### [Task to carry out]
Which lines of the records contain the word "avatar"? Show each of them.
Input records below:
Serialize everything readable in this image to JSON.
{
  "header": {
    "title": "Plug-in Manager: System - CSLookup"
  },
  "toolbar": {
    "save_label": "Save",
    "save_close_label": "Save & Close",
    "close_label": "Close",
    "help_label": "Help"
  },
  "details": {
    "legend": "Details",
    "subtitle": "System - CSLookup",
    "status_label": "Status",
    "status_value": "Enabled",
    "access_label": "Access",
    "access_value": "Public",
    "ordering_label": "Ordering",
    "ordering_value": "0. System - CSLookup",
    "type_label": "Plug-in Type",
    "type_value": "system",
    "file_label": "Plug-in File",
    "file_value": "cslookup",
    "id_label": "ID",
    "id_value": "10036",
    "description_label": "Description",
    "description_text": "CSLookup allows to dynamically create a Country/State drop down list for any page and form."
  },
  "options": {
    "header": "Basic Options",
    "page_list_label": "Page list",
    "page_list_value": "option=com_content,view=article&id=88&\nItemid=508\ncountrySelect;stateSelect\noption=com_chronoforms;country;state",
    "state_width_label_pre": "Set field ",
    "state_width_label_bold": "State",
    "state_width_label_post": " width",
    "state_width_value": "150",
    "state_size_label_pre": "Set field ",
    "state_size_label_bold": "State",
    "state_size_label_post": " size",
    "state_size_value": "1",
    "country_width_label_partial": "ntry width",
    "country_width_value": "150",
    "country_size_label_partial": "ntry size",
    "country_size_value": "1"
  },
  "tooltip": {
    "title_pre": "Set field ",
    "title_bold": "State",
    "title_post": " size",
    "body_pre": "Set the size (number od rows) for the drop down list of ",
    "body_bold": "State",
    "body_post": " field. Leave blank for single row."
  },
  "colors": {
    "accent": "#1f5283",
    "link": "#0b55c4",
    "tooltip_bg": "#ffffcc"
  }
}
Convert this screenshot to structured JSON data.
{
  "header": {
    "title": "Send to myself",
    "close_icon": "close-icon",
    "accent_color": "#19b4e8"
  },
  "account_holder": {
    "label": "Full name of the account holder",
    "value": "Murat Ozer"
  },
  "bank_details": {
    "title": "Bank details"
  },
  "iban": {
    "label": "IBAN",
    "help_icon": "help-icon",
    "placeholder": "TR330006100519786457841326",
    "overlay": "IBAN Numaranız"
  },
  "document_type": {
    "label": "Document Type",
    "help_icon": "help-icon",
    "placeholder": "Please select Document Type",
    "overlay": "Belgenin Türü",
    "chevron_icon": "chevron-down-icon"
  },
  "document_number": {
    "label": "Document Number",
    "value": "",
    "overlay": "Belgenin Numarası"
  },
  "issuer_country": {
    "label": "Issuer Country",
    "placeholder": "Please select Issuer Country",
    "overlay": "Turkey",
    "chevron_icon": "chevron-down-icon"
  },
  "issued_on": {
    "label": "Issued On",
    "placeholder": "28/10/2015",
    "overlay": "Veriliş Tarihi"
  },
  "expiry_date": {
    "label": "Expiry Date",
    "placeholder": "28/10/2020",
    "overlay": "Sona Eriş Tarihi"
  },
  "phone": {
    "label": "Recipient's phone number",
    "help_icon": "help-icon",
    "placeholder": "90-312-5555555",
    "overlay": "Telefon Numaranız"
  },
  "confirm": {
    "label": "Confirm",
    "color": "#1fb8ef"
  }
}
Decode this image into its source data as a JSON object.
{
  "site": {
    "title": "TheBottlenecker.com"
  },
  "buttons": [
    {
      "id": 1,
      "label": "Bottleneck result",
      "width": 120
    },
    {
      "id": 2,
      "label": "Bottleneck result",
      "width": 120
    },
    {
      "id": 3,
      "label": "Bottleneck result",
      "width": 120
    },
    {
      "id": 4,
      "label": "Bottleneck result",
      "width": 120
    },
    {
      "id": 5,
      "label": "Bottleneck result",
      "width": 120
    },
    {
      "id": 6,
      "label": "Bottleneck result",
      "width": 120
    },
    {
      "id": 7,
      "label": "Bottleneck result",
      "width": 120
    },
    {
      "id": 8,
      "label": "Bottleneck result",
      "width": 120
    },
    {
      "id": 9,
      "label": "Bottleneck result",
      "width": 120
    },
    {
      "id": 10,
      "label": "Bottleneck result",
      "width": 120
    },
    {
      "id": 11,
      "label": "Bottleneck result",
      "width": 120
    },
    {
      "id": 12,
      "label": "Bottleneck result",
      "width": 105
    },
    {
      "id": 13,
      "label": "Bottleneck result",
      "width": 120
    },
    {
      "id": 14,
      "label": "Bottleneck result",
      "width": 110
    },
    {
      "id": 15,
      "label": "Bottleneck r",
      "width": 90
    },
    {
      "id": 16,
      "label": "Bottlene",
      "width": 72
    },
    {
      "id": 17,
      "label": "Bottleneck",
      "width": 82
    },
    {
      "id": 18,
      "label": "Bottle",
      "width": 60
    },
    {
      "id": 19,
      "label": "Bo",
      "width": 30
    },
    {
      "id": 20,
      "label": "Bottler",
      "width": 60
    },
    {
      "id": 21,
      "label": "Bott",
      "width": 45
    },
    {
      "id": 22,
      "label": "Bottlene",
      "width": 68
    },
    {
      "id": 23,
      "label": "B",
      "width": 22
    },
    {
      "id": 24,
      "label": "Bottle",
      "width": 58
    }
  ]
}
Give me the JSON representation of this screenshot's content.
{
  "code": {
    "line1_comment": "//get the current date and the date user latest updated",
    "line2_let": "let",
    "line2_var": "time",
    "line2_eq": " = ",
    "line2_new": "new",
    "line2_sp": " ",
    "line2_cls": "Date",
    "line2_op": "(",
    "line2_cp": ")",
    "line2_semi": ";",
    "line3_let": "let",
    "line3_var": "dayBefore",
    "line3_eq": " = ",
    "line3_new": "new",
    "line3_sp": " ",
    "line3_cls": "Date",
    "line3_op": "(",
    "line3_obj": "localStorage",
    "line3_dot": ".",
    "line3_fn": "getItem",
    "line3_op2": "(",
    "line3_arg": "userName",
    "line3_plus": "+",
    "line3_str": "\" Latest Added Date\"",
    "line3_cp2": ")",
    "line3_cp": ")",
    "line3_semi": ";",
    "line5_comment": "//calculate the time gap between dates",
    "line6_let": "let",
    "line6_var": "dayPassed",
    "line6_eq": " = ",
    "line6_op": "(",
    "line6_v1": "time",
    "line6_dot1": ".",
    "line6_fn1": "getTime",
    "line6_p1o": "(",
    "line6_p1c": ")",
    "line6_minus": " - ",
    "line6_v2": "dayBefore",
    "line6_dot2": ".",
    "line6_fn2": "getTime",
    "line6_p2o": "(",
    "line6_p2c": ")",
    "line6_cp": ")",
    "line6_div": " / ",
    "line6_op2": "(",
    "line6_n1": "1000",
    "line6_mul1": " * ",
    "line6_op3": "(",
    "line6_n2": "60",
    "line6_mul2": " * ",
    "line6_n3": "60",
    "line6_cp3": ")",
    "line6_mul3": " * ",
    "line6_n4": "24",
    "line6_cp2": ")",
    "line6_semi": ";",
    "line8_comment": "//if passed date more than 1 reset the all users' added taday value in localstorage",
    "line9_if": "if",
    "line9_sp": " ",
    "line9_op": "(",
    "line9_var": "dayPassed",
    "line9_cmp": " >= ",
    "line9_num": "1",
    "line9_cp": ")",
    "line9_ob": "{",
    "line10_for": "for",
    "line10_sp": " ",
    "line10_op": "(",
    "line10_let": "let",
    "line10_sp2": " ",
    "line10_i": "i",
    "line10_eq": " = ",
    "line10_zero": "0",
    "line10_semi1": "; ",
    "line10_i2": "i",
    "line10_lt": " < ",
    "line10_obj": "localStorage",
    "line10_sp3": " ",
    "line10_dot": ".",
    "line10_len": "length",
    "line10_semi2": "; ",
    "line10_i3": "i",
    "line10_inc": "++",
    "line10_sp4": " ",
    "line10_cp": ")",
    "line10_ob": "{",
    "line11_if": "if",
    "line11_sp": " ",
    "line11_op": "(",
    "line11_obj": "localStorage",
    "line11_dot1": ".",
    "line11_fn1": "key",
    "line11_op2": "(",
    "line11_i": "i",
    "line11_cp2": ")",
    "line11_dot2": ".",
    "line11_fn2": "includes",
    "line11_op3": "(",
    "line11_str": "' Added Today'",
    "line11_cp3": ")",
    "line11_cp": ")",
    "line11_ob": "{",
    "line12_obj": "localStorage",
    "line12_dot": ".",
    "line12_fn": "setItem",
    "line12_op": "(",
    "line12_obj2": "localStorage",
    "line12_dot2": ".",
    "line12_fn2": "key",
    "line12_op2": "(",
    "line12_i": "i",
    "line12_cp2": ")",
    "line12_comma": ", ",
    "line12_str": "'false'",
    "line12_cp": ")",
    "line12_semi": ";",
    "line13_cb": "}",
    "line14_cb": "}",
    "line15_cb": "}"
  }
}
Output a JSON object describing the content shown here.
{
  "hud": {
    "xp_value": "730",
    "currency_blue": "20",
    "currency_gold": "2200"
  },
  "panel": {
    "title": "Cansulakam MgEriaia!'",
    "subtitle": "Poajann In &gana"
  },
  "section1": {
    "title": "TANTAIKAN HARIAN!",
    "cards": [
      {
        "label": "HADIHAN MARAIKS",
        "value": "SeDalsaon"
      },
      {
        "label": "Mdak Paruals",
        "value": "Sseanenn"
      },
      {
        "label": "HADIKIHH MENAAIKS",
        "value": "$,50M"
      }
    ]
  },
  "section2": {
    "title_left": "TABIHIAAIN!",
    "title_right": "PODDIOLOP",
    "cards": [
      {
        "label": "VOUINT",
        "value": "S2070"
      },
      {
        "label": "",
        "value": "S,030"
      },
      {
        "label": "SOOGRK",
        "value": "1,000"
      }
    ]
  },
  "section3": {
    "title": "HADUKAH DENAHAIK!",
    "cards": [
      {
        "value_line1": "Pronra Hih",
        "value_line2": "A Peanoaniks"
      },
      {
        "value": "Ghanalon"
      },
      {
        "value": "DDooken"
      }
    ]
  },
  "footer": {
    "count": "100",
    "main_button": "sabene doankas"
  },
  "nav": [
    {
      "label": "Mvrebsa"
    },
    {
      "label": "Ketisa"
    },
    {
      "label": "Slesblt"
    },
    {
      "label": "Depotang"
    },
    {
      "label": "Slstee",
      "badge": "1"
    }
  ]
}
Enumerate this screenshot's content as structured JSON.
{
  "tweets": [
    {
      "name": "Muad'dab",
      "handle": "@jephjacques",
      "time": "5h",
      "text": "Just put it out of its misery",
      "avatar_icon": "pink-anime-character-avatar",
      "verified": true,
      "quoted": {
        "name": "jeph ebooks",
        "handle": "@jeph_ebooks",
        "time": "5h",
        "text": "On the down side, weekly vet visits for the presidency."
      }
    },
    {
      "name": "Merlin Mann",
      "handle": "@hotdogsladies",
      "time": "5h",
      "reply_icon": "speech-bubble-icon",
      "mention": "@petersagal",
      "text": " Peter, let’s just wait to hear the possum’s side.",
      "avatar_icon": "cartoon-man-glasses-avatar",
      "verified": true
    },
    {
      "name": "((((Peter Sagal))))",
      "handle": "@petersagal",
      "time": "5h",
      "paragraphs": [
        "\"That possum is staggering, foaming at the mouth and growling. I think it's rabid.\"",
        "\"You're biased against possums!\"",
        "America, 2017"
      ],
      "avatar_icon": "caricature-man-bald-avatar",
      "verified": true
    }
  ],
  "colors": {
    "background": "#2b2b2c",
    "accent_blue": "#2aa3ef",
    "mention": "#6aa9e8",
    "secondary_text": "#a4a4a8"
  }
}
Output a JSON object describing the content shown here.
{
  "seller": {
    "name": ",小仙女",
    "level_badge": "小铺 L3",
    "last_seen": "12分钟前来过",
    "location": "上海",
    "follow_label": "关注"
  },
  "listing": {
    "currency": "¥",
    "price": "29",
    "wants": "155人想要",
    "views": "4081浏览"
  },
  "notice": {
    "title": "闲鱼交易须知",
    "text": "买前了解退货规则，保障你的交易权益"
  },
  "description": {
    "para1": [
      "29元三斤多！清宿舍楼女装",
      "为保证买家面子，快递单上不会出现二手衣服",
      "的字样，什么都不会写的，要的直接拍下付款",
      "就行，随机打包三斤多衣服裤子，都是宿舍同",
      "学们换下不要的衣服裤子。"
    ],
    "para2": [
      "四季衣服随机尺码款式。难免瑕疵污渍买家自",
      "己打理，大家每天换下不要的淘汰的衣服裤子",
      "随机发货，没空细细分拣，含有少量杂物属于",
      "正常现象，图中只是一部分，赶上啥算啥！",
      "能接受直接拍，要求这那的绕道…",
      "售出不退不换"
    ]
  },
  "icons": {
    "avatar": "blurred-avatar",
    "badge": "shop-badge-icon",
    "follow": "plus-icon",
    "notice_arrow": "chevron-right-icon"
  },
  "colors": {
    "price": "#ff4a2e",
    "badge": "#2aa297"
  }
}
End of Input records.
### [Answer to the problem]
      "avatar_icon": "pink-anime-character-avatar",
      "avatar_icon": "cartoon-man-glasses-avatar",
      "avatar_icon": "caricature-man-bald-avatar",
    "avatar": "blurred-avatar",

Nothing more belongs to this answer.